Start of Task input
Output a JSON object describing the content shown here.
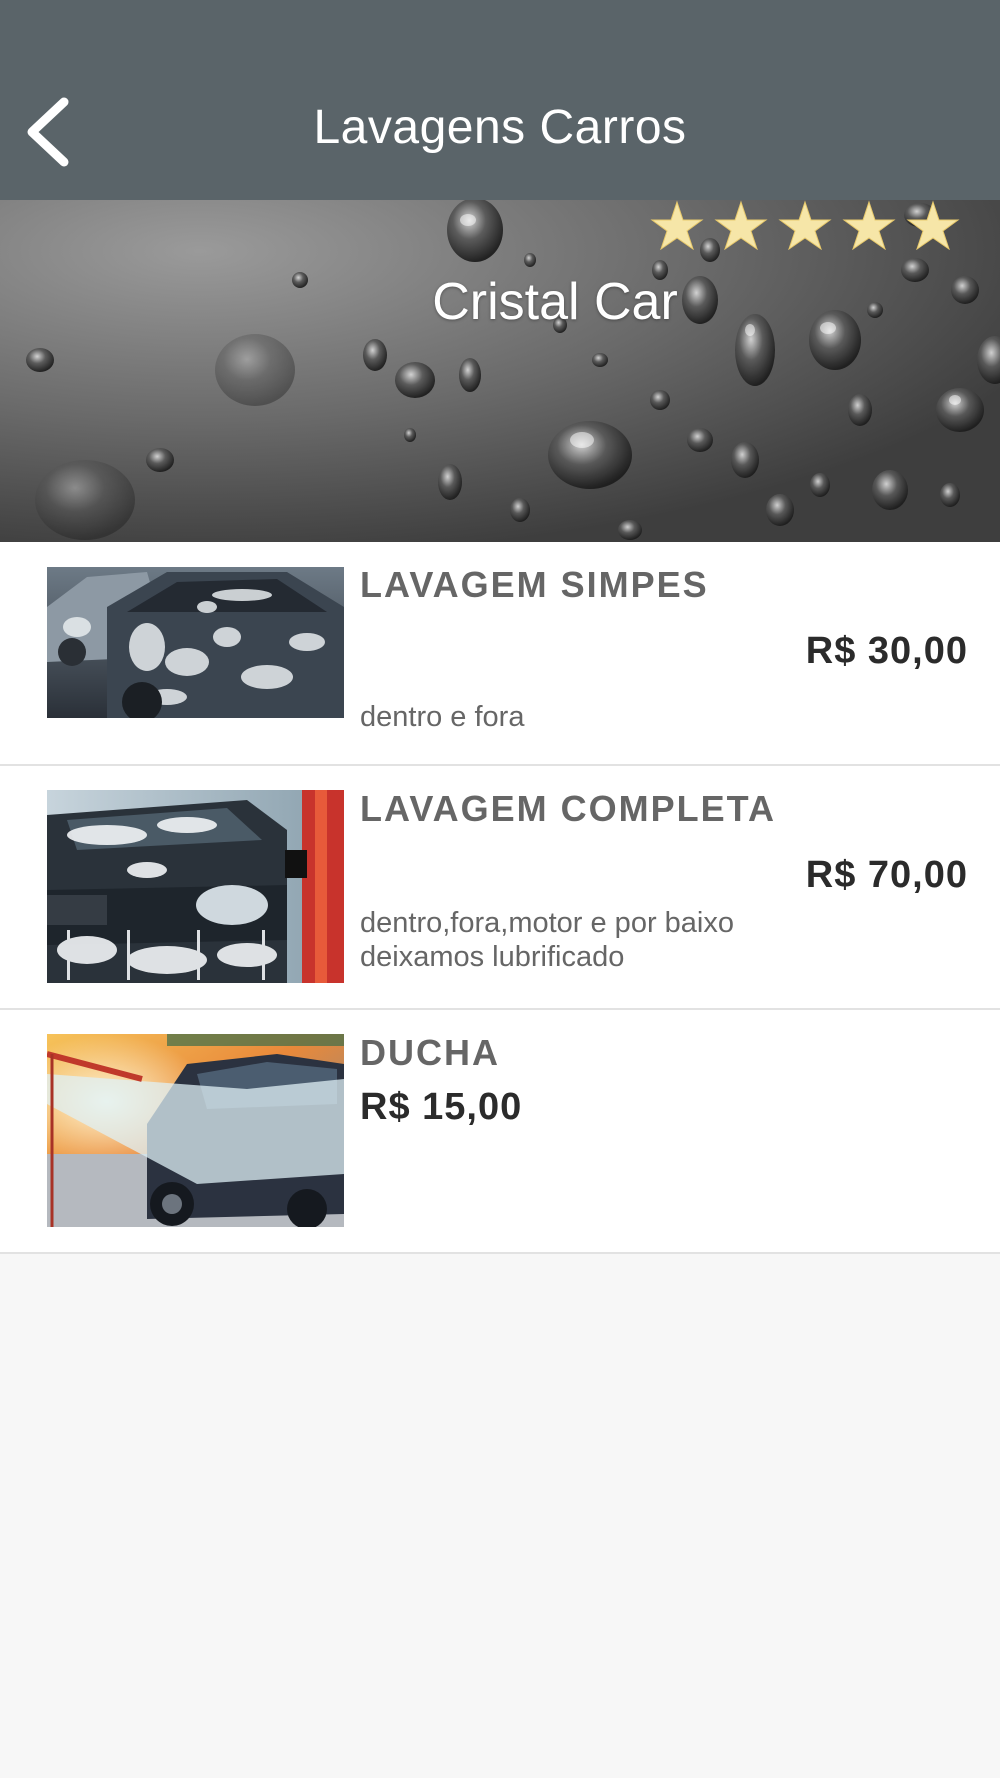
{
  "header": {
    "title": "Lavagens Carros",
    "back_icon": "chevron-left-icon"
  },
  "banner": {
    "title": "Cristal Car",
    "rating": 5,
    "rating_max": 5,
    "star_color": "#f6e6a8"
  },
  "services": [
    {
      "title": "LAVAGEM SIMPES",
      "price": "R$ 30,00",
      "description": "dentro e fora"
    },
    {
      "title": "LAVAGEM COMPLETA",
      "price": "R$ 70,00",
      "description_lines": [
        "dentro,fora,motor e por baixo",
        "deixamos lubrificado"
      ]
    },
    {
      "title": "DUCHA",
      "price": "R$ 15,00"
    }
  ],
  "colors": {
    "header_bg": "#5a6469",
    "page_bg": "#f7f7f7",
    "title_text": "#666666",
    "price_text": "#2b2b2b"
  }
}
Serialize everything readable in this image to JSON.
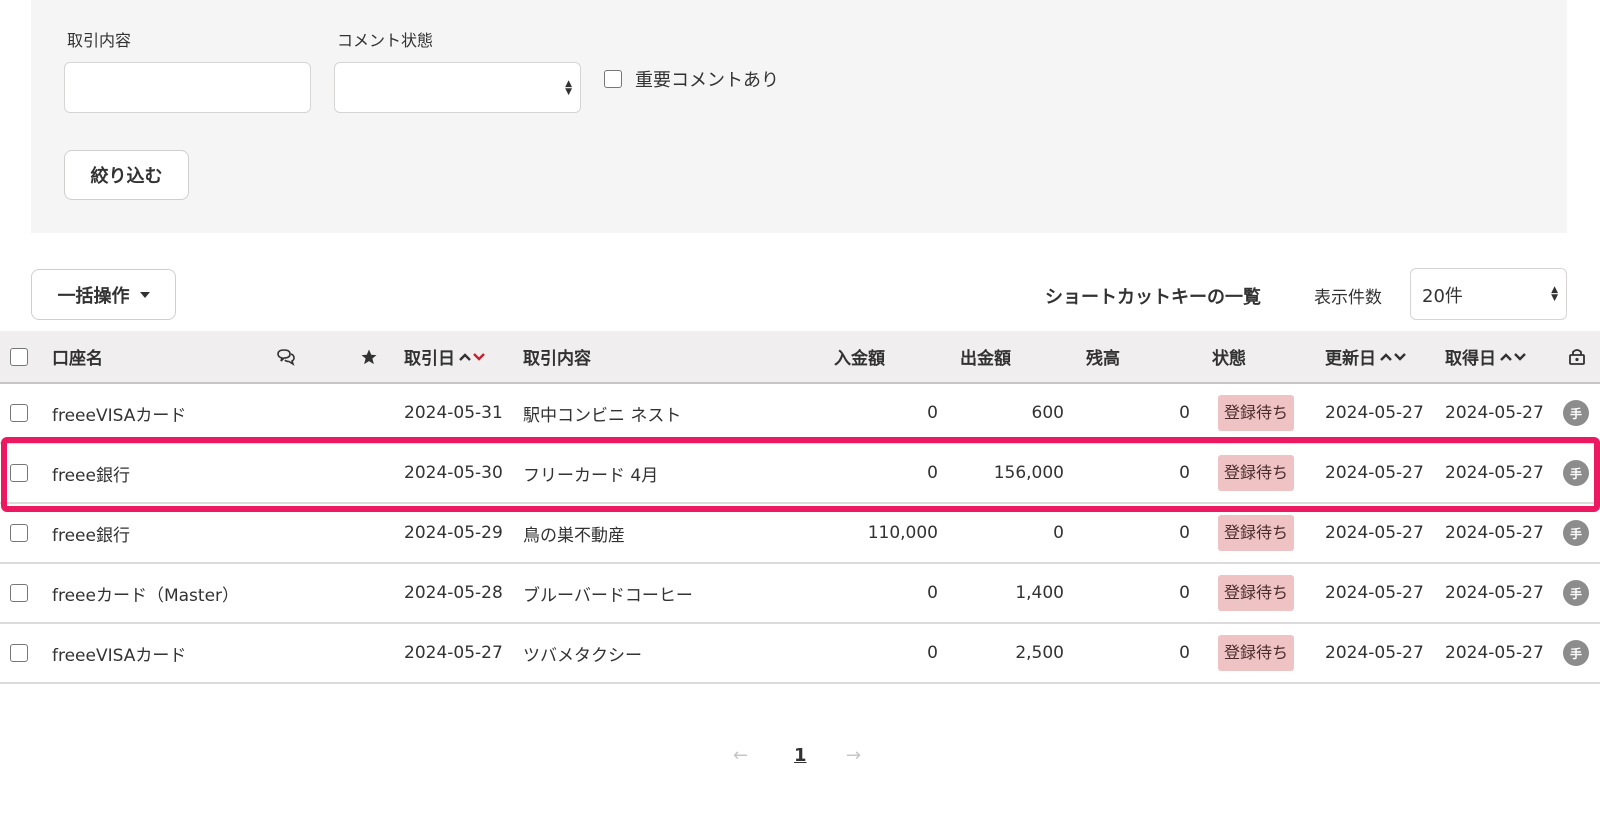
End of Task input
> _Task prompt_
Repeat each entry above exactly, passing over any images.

> _Solution to the problem_
Output a JSON object describing the content shown here.
{
  "header": {
    "title": "Lavagens Carros",
    "back_icon": "chevron-left-icon"
  },
  "banner": {
    "title": "Cristal Car",
    "rating": 5,
    "rating_max": 5,
    "star_color": "#f6e6a8"
  },
  "services": [
    {
      "title": "LAVAGEM SIMPES",
      "price": "R$ 30,00",
      "description": "dentro e fora"
    },
    {
      "title": "LAVAGEM COMPLETA",
      "price": "R$ 70,00",
      "description_lines": [
        "dentro,fora,motor e por baixo",
        "deixamos lubrificado"
      ]
    },
    {
      "title": "DUCHA",
      "price": "R$ 15,00"
    }
  ],
  "colors": {
    "header_bg": "#5a6469",
    "page_bg": "#f7f7f7",
    "title_text": "#666666",
    "price_text": "#2b2b2b"
  }
}
Serialize everything readable in this image to JSON.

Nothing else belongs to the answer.